§ **Listed records**:
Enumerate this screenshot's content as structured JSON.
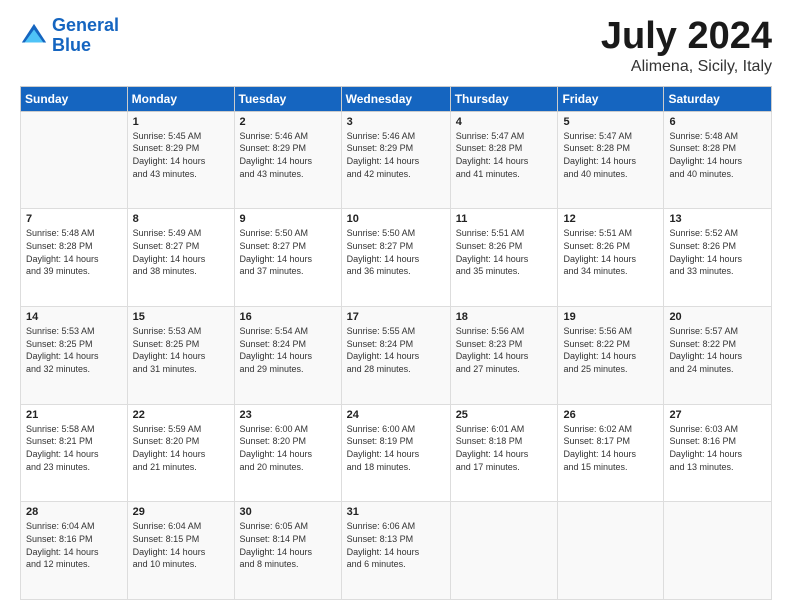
{
  "header": {
    "logo_line1": "General",
    "logo_line2": "Blue",
    "title": "July 2024",
    "subtitle": "Alimena, Sicily, Italy"
  },
  "weekdays": [
    "Sunday",
    "Monday",
    "Tuesday",
    "Wednesday",
    "Thursday",
    "Friday",
    "Saturday"
  ],
  "weeks": [
    [
      {
        "day": "",
        "text": ""
      },
      {
        "day": "1",
        "text": "Sunrise: 5:45 AM\nSunset: 8:29 PM\nDaylight: 14 hours\nand 43 minutes."
      },
      {
        "day": "2",
        "text": "Sunrise: 5:46 AM\nSunset: 8:29 PM\nDaylight: 14 hours\nand 43 minutes."
      },
      {
        "day": "3",
        "text": "Sunrise: 5:46 AM\nSunset: 8:29 PM\nDaylight: 14 hours\nand 42 minutes."
      },
      {
        "day": "4",
        "text": "Sunrise: 5:47 AM\nSunset: 8:28 PM\nDaylight: 14 hours\nand 41 minutes."
      },
      {
        "day": "5",
        "text": "Sunrise: 5:47 AM\nSunset: 8:28 PM\nDaylight: 14 hours\nand 40 minutes."
      },
      {
        "day": "6",
        "text": "Sunrise: 5:48 AM\nSunset: 8:28 PM\nDaylight: 14 hours\nand 40 minutes."
      }
    ],
    [
      {
        "day": "7",
        "text": "Sunrise: 5:48 AM\nSunset: 8:28 PM\nDaylight: 14 hours\nand 39 minutes."
      },
      {
        "day": "8",
        "text": "Sunrise: 5:49 AM\nSunset: 8:27 PM\nDaylight: 14 hours\nand 38 minutes."
      },
      {
        "day": "9",
        "text": "Sunrise: 5:50 AM\nSunset: 8:27 PM\nDaylight: 14 hours\nand 37 minutes."
      },
      {
        "day": "10",
        "text": "Sunrise: 5:50 AM\nSunset: 8:27 PM\nDaylight: 14 hours\nand 36 minutes."
      },
      {
        "day": "11",
        "text": "Sunrise: 5:51 AM\nSunset: 8:26 PM\nDaylight: 14 hours\nand 35 minutes."
      },
      {
        "day": "12",
        "text": "Sunrise: 5:51 AM\nSunset: 8:26 PM\nDaylight: 14 hours\nand 34 minutes."
      },
      {
        "day": "13",
        "text": "Sunrise: 5:52 AM\nSunset: 8:26 PM\nDaylight: 14 hours\nand 33 minutes."
      }
    ],
    [
      {
        "day": "14",
        "text": "Sunrise: 5:53 AM\nSunset: 8:25 PM\nDaylight: 14 hours\nand 32 minutes."
      },
      {
        "day": "15",
        "text": "Sunrise: 5:53 AM\nSunset: 8:25 PM\nDaylight: 14 hours\nand 31 minutes."
      },
      {
        "day": "16",
        "text": "Sunrise: 5:54 AM\nSunset: 8:24 PM\nDaylight: 14 hours\nand 29 minutes."
      },
      {
        "day": "17",
        "text": "Sunrise: 5:55 AM\nSunset: 8:24 PM\nDaylight: 14 hours\nand 28 minutes."
      },
      {
        "day": "18",
        "text": "Sunrise: 5:56 AM\nSunset: 8:23 PM\nDaylight: 14 hours\nand 27 minutes."
      },
      {
        "day": "19",
        "text": "Sunrise: 5:56 AM\nSunset: 8:22 PM\nDaylight: 14 hours\nand 25 minutes."
      },
      {
        "day": "20",
        "text": "Sunrise: 5:57 AM\nSunset: 8:22 PM\nDaylight: 14 hours\nand 24 minutes."
      }
    ],
    [
      {
        "day": "21",
        "text": "Sunrise: 5:58 AM\nSunset: 8:21 PM\nDaylight: 14 hours\nand 23 minutes."
      },
      {
        "day": "22",
        "text": "Sunrise: 5:59 AM\nSunset: 8:20 PM\nDaylight: 14 hours\nand 21 minutes."
      },
      {
        "day": "23",
        "text": "Sunrise: 6:00 AM\nSunset: 8:20 PM\nDaylight: 14 hours\nand 20 minutes."
      },
      {
        "day": "24",
        "text": "Sunrise: 6:00 AM\nSunset: 8:19 PM\nDaylight: 14 hours\nand 18 minutes."
      },
      {
        "day": "25",
        "text": "Sunrise: 6:01 AM\nSunset: 8:18 PM\nDaylight: 14 hours\nand 17 minutes."
      },
      {
        "day": "26",
        "text": "Sunrise: 6:02 AM\nSunset: 8:17 PM\nDaylight: 14 hours\nand 15 minutes."
      },
      {
        "day": "27",
        "text": "Sunrise: 6:03 AM\nSunset: 8:16 PM\nDaylight: 14 hours\nand 13 minutes."
      }
    ],
    [
      {
        "day": "28",
        "text": "Sunrise: 6:04 AM\nSunset: 8:16 PM\nDaylight: 14 hours\nand 12 minutes."
      },
      {
        "day": "29",
        "text": "Sunrise: 6:04 AM\nSunset: 8:15 PM\nDaylight: 14 hours\nand 10 minutes."
      },
      {
        "day": "30",
        "text": "Sunrise: 6:05 AM\nSunset: 8:14 PM\nDaylight: 14 hours\nand 8 minutes."
      },
      {
        "day": "31",
        "text": "Sunrise: 6:06 AM\nSunset: 8:13 PM\nDaylight: 14 hours\nand 6 minutes."
      },
      {
        "day": "",
        "text": ""
      },
      {
        "day": "",
        "text": ""
      },
      {
        "day": "",
        "text": ""
      }
    ]
  ]
}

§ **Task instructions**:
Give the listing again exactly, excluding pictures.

§ **Solution for this problem**:
Enumerate this screenshot's content as structured JSON.
{
  "header": {
    "logo_line1": "General",
    "logo_line2": "Blue",
    "title": "July 2024",
    "subtitle": "Alimena, Sicily, Italy"
  },
  "weekdays": [
    "Sunday",
    "Monday",
    "Tuesday",
    "Wednesday",
    "Thursday",
    "Friday",
    "Saturday"
  ],
  "weeks": [
    [
      {
        "day": "",
        "text": ""
      },
      {
        "day": "1",
        "text": "Sunrise: 5:45 AM\nSunset: 8:29 PM\nDaylight: 14 hours\nand 43 minutes."
      },
      {
        "day": "2",
        "text": "Sunrise: 5:46 AM\nSunset: 8:29 PM\nDaylight: 14 hours\nand 43 minutes."
      },
      {
        "day": "3",
        "text": "Sunrise: 5:46 AM\nSunset: 8:29 PM\nDaylight: 14 hours\nand 42 minutes."
      },
      {
        "day": "4",
        "text": "Sunrise: 5:47 AM\nSunset: 8:28 PM\nDaylight: 14 hours\nand 41 minutes."
      },
      {
        "day": "5",
        "text": "Sunrise: 5:47 AM\nSunset: 8:28 PM\nDaylight: 14 hours\nand 40 minutes."
      },
      {
        "day": "6",
        "text": "Sunrise: 5:48 AM\nSunset: 8:28 PM\nDaylight: 14 hours\nand 40 minutes."
      }
    ],
    [
      {
        "day": "7",
        "text": "Sunrise: 5:48 AM\nSunset: 8:28 PM\nDaylight: 14 hours\nand 39 minutes."
      },
      {
        "day": "8",
        "text": "Sunrise: 5:49 AM\nSunset: 8:27 PM\nDaylight: 14 hours\nand 38 minutes."
      },
      {
        "day": "9",
        "text": "Sunrise: 5:50 AM\nSunset: 8:27 PM\nDaylight: 14 hours\nand 37 minutes."
      },
      {
        "day": "10",
        "text": "Sunrise: 5:50 AM\nSunset: 8:27 PM\nDaylight: 14 hours\nand 36 minutes."
      },
      {
        "day": "11",
        "text": "Sunrise: 5:51 AM\nSunset: 8:26 PM\nDaylight: 14 hours\nand 35 minutes."
      },
      {
        "day": "12",
        "text": "Sunrise: 5:51 AM\nSunset: 8:26 PM\nDaylight: 14 hours\nand 34 minutes."
      },
      {
        "day": "13",
        "text": "Sunrise: 5:52 AM\nSunset: 8:26 PM\nDaylight: 14 hours\nand 33 minutes."
      }
    ],
    [
      {
        "day": "14",
        "text": "Sunrise: 5:53 AM\nSunset: 8:25 PM\nDaylight: 14 hours\nand 32 minutes."
      },
      {
        "day": "15",
        "text": "Sunrise: 5:53 AM\nSunset: 8:25 PM\nDaylight: 14 hours\nand 31 minutes."
      },
      {
        "day": "16",
        "text": "Sunrise: 5:54 AM\nSunset: 8:24 PM\nDaylight: 14 hours\nand 29 minutes."
      },
      {
        "day": "17",
        "text": "Sunrise: 5:55 AM\nSunset: 8:24 PM\nDaylight: 14 hours\nand 28 minutes."
      },
      {
        "day": "18",
        "text": "Sunrise: 5:56 AM\nSunset: 8:23 PM\nDaylight: 14 hours\nand 27 minutes."
      },
      {
        "day": "19",
        "text": "Sunrise: 5:56 AM\nSunset: 8:22 PM\nDaylight: 14 hours\nand 25 minutes."
      },
      {
        "day": "20",
        "text": "Sunrise: 5:57 AM\nSunset: 8:22 PM\nDaylight: 14 hours\nand 24 minutes."
      }
    ],
    [
      {
        "day": "21",
        "text": "Sunrise: 5:58 AM\nSunset: 8:21 PM\nDaylight: 14 hours\nand 23 minutes."
      },
      {
        "day": "22",
        "text": "Sunrise: 5:59 AM\nSunset: 8:20 PM\nDaylight: 14 hours\nand 21 minutes."
      },
      {
        "day": "23",
        "text": "Sunrise: 6:00 AM\nSunset: 8:20 PM\nDaylight: 14 hours\nand 20 minutes."
      },
      {
        "day": "24",
        "text": "Sunrise: 6:00 AM\nSunset: 8:19 PM\nDaylight: 14 hours\nand 18 minutes."
      },
      {
        "day": "25",
        "text": "Sunrise: 6:01 AM\nSunset: 8:18 PM\nDaylight: 14 hours\nand 17 minutes."
      },
      {
        "day": "26",
        "text": "Sunrise: 6:02 AM\nSunset: 8:17 PM\nDaylight: 14 hours\nand 15 minutes."
      },
      {
        "day": "27",
        "text": "Sunrise: 6:03 AM\nSunset: 8:16 PM\nDaylight: 14 hours\nand 13 minutes."
      }
    ],
    [
      {
        "day": "28",
        "text": "Sunrise: 6:04 AM\nSunset: 8:16 PM\nDaylight: 14 hours\nand 12 minutes."
      },
      {
        "day": "29",
        "text": "Sunrise: 6:04 AM\nSunset: 8:15 PM\nDaylight: 14 hours\nand 10 minutes."
      },
      {
        "day": "30",
        "text": "Sunrise: 6:05 AM\nSunset: 8:14 PM\nDaylight: 14 hours\nand 8 minutes."
      },
      {
        "day": "31",
        "text": "Sunrise: 6:06 AM\nSunset: 8:13 PM\nDaylight: 14 hours\nand 6 minutes."
      },
      {
        "day": "",
        "text": ""
      },
      {
        "day": "",
        "text": ""
      },
      {
        "day": "",
        "text": ""
      }
    ]
  ]
}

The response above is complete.